  • @ThassianadeBalbinoSilva Good point; summative assessment is still an efficient way to report on what has been achieved to different stakeholders, including student, parents, and school decision-makers.

  • @NataliaEspinosa Even more sad when research shows that effective formative assessment is one of the most important contributors to success in summative assessment! :)

  • @EmmaC Great suggestion!

  • It'll be interesting to see if these positive changes will continue once things return to normal...

  • Great to hear! I wonder if there's any way we can reduce the anxiety caused by tests?

  • How are your students when doing a live test through a computer? Is their performance similar to that of a live test, face to face in a classroom? :)

  • Are the activities you use similar to the tasks found in the test? :)

  • Thanks for sharing :)

  • Can you have your students prepare for the topic before they share their opinion? (like 10 mins of online research)?

  • Quite a few experts have looked into the formative use of summative tests (FUST): This focuses on using tests designed primarily for summative purposes to produce formative information, by identifying students’ learning difficulties, supporting students in learning from their test performance, and helping students further develop their learning capacities.
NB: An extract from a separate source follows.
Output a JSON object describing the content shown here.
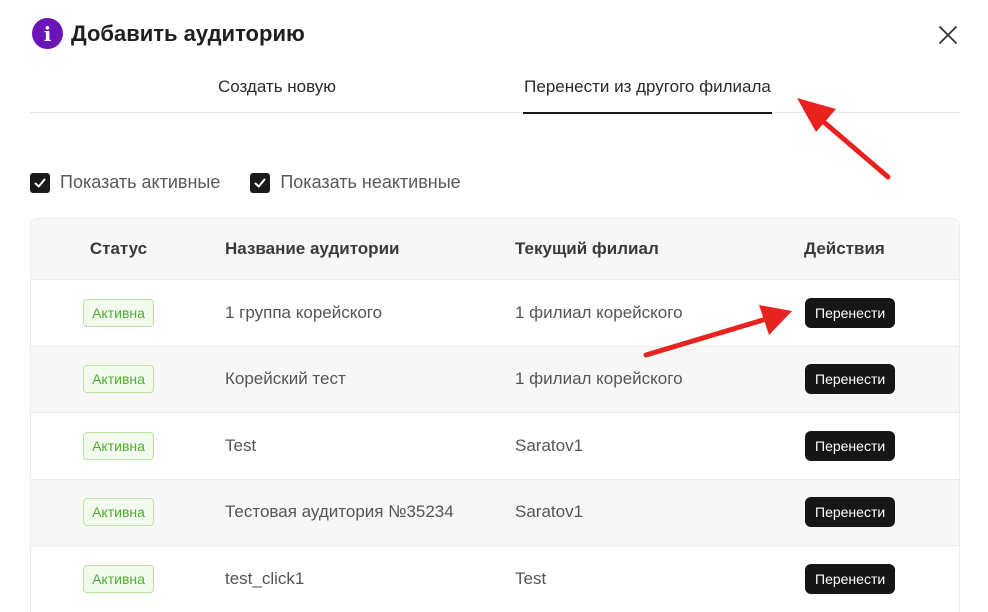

  • During feedback, do you also give your students information and guidance in order to plan the next steps in their learning?

  • Very true! Research shows that effective formative assessment is one of the most important contributors to success in summative assessment. This is because learners have a clear idea of what good work looks like and what they need to do to reach this standard.
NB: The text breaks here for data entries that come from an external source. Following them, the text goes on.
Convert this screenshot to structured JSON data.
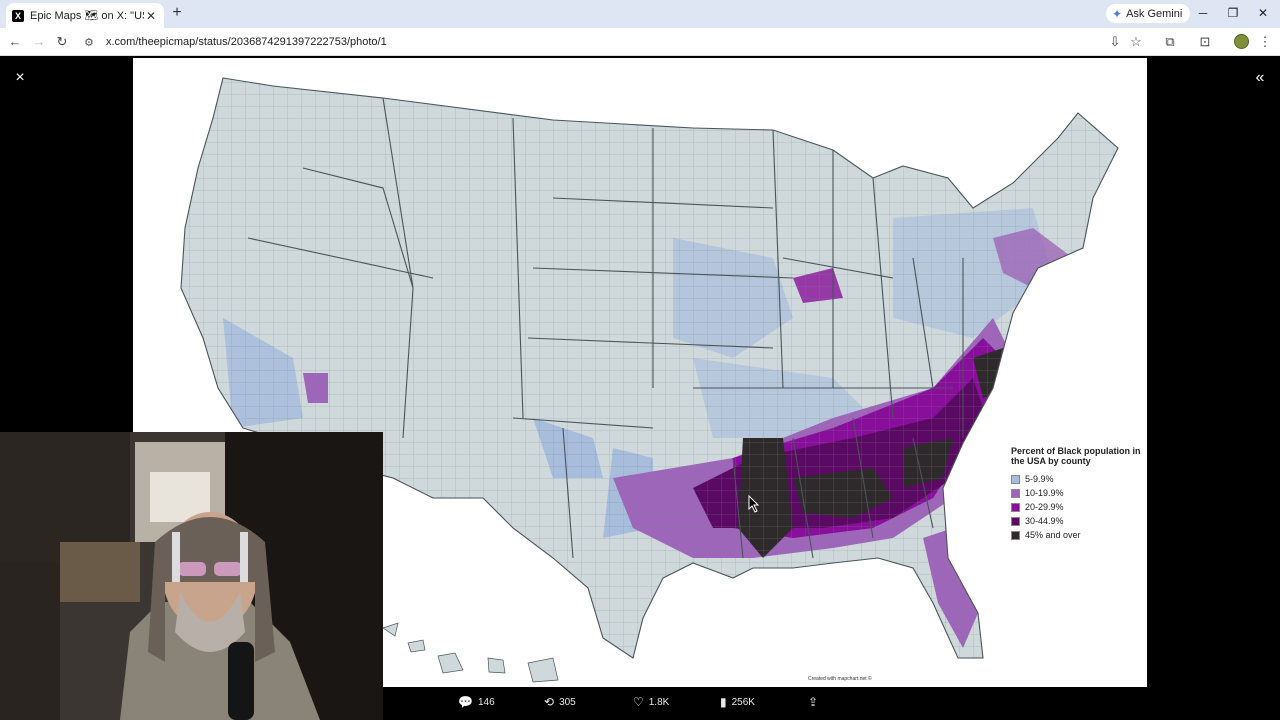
{
  "browser": {
    "tab_title": "Epic Maps 🗺 on X: \"USA black",
    "tab_favicon": "X",
    "new_tab": "+",
    "ask_gemini": "Ask Gemini",
    "url": "x.com/theepicmap/status/2036874291397222753/photo/1"
  },
  "viewer": {
    "close_icon": "×",
    "collapse_icon": "«"
  },
  "map": {
    "legend_title": "Percent of Black population in the USA by county",
    "legend": [
      {
        "label": "5-9.9%",
        "color": "#a8bcdc"
      },
      {
        "label": "10-19.9%",
        "color": "#9e66b8"
      },
      {
        "label": "20-29.9%",
        "color": "#880f9a"
      },
      {
        "label": "30-44.9%",
        "color": "#5a0a62"
      },
      {
        "label": "45% and over",
        "color": "#2e2a2c"
      }
    ],
    "credit": "Created with mapchart.net ©",
    "base_color": "#cfd9dc"
  },
  "actions": {
    "replies": "146",
    "reposts": "305",
    "likes": "1.8K",
    "views": "256K"
  }
}
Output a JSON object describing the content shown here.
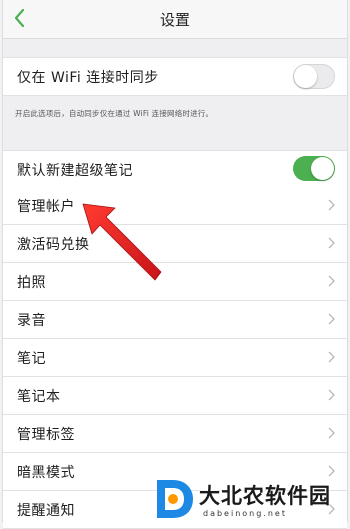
{
  "header": {
    "title": "设置",
    "back_icon": "chevron-left-icon",
    "accent": "#4caf50"
  },
  "sync_wifi": {
    "label": "仅在 WiFi 连接时同步",
    "enabled": false,
    "hint": "开启此选项后，自动同步仅在通过 WiFi 连接网络时进行。"
  },
  "super_note": {
    "label": "默认新建超级笔记",
    "enabled": true
  },
  "menu": {
    "items": [
      {
        "label": "管理帐户"
      },
      {
        "label": "激活码兑换"
      },
      {
        "label": "拍照"
      },
      {
        "label": "录音"
      },
      {
        "label": "笔记"
      },
      {
        "label": "笔记本"
      },
      {
        "label": "管理标签"
      },
      {
        "label": "暗黑模式"
      },
      {
        "label": "提醒通知"
      }
    ]
  },
  "annotation": {
    "arrow_color": "#e8231f"
  },
  "watermark": {
    "text": "大北农软件园",
    "sub": "dabeinong.net"
  }
}
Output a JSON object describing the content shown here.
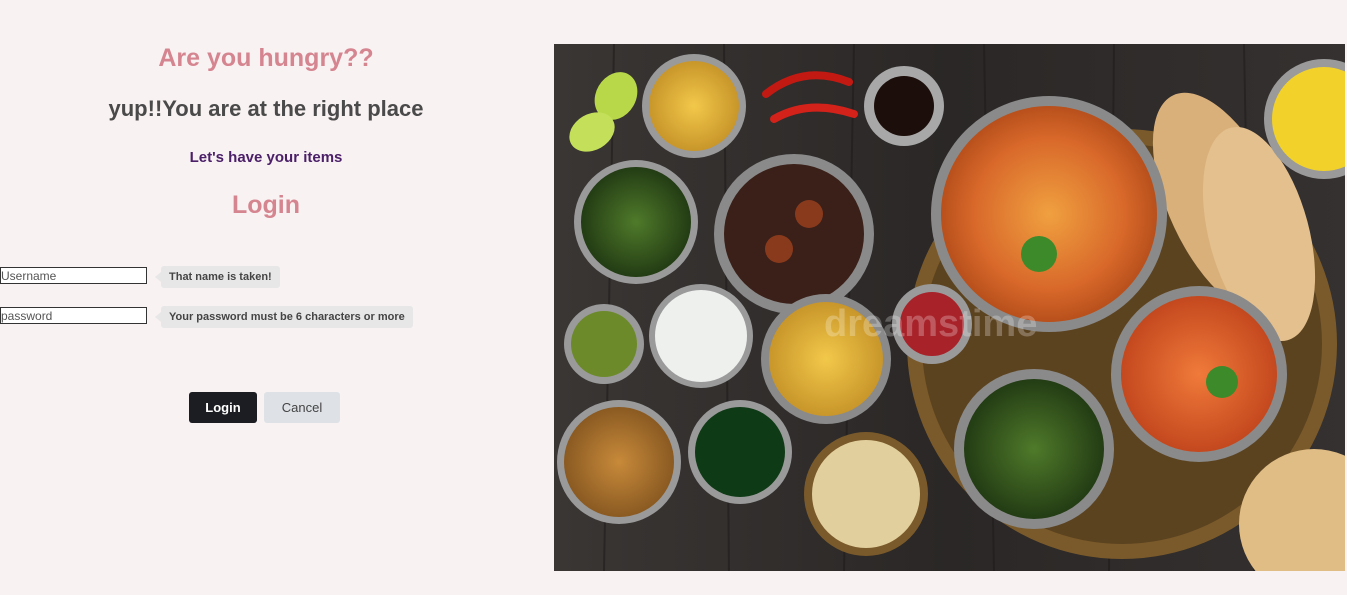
{
  "headings": {
    "hungry": "Are you hungry??",
    "right_place": "yup!!You are at the right place",
    "items": "Let's have your items",
    "login": "Login"
  },
  "form": {
    "username": {
      "value": "",
      "placeholder": "Username",
      "hint": "That name is taken!"
    },
    "password": {
      "value": "",
      "placeholder": "password",
      "hint": "Your password must be 6 characters or more"
    },
    "login_label": "Login",
    "cancel_label": "Cancel"
  },
  "photo": {
    "watermark": "dreamstime"
  },
  "colors": {
    "background": "#f9f2f2",
    "accent_pink": "#d58590",
    "heading_dark": "#4a4a4a",
    "subheading_purple": "#4b2068",
    "login_button": "#1c1d22",
    "cancel_button": "#dee2e6"
  }
}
  • Yep, exactly... FA reflects a view of learning in which assessment helps students learn better rather than just achieve a better grade :)

  • Quick question: How much formative assessment do you do throughout the year? Perhaps giving comments and no grades (or comments before giving grades) could help encourage your students?
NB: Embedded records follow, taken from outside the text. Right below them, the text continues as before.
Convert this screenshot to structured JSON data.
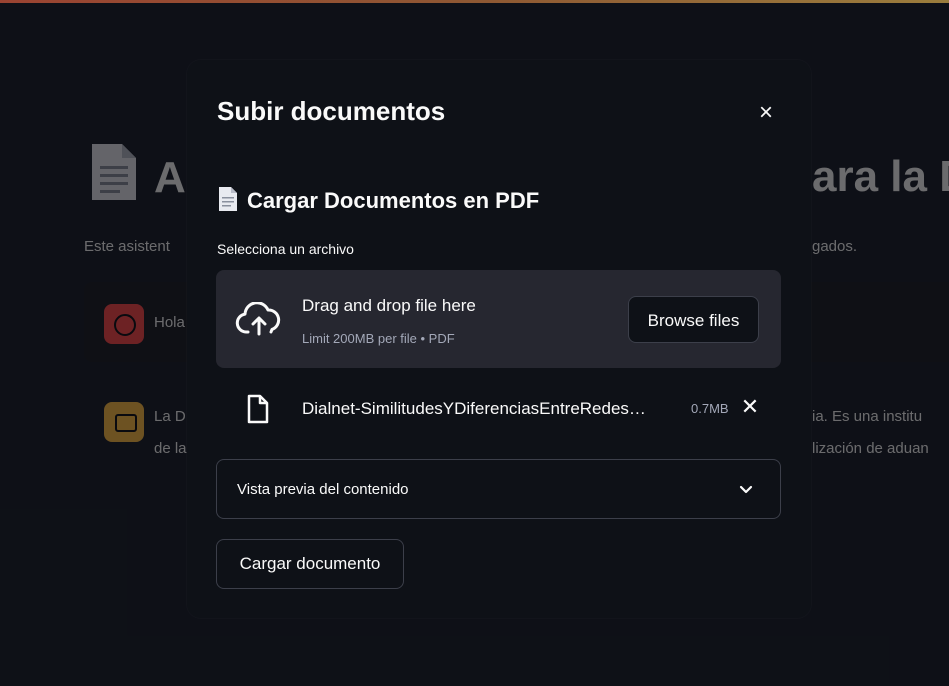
{
  "background": {
    "title_left": "A",
    "title_right": "ara la D",
    "caption_left": "Este asistent",
    "caption_right": "gados.",
    "user_message": "Hola",
    "bot_line1_left": "La D",
    "bot_line1_right": "ia. Es una institu",
    "bot_line2_left": "de la",
    "bot_line2_right": "lización de aduan"
  },
  "modal": {
    "title": "Subir documentos",
    "close_label": "×",
    "section_title": "Cargar Documentos en PDF",
    "uploader": {
      "label": "Selecciona un archivo",
      "drop_text": "Drag and drop file here",
      "limit_text": "Limit 200MB per file • PDF",
      "browse_label": "Browse files"
    },
    "uploaded_file": {
      "name": "Dialnet-SimilitudesYDiferenciasEntreRedes…",
      "size": "0.7MB",
      "remove_label": "✕"
    },
    "expander_label": "Vista previa del contenido",
    "submit_label": "Cargar documento"
  },
  "icons": {
    "document": "document-icon",
    "cloud_upload": "cloud-upload-icon",
    "file": "file-icon",
    "chevron": "chevron-down-icon"
  },
  "colors": {
    "background": "#0e1117",
    "dropzone": "#262730",
    "user_avatar": "#ff4b4b",
    "bot_avatar": "#ffbd45"
  }
}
  • Completely agree! Where the learners are in their learning, where they need to go and how best to get there :)

  • Do you have any aspects of formative assessment in your continuous assessment?

  • @ASIMIJAZCHEEMA Or any country where technology is an issue... so, if students do not have access to the internet or computers, how could this activity be adapted?

  • @DanilG Thanks for sharing!

  • In what ways can an analytical scale be holistic?

  • Agree :) But you might need to carefully choose which listening texts to choose (radio programmes might be a little difficult for them!)

  • That sounds quite a big jump! (more like Band 3 to Band 6). Is there any other smaller steps you could introduce?

  • Are the IELTS rating scales suitable for scoring a group discussion? What other criteria may need to be included?

  • Are your students fully able to understand the IELTS band descriptors? OR do you need to simplify, or even translate them into your students' L1?

  • Completely agree! Having students understand the scoring criteria you use at an early point really helps with the development of their self-assessment skills :)

  • One great thing about the CEFR is that the can-do statements can become learning objectives for students... which can hopefully help guide your student that you talk about.

  • How do you determine the CEFR levels of your students? :)

  • If all students are currently at A2 level, what level of material are you teaching them?

  • What if you place your students in pairs or small groups, based on similar CEFR levels? Any other suggestions? :)

  • Yep, it can be quite hard to explain levels without a 'common assessment language' to do so... Do use use any kind of framework to help you explain their level to parents?

  • Week 4 should be interesting to you :)

  • Jonathan Dixon replied to [Learner left FutureLearn]

    Yep, two very 'hot' terms in the world of assessment these days :)

  • Could these mini-tasks be simply classed as 'controlled' or 'guided' tasks, leading to more 'freer' tasks?

  • Yep, agree... I notice 'formative assessment' is often misunderstood with a few teachers... for example, a heard a teacher once saying they 'graded their students' formative assessment work'...?!?!?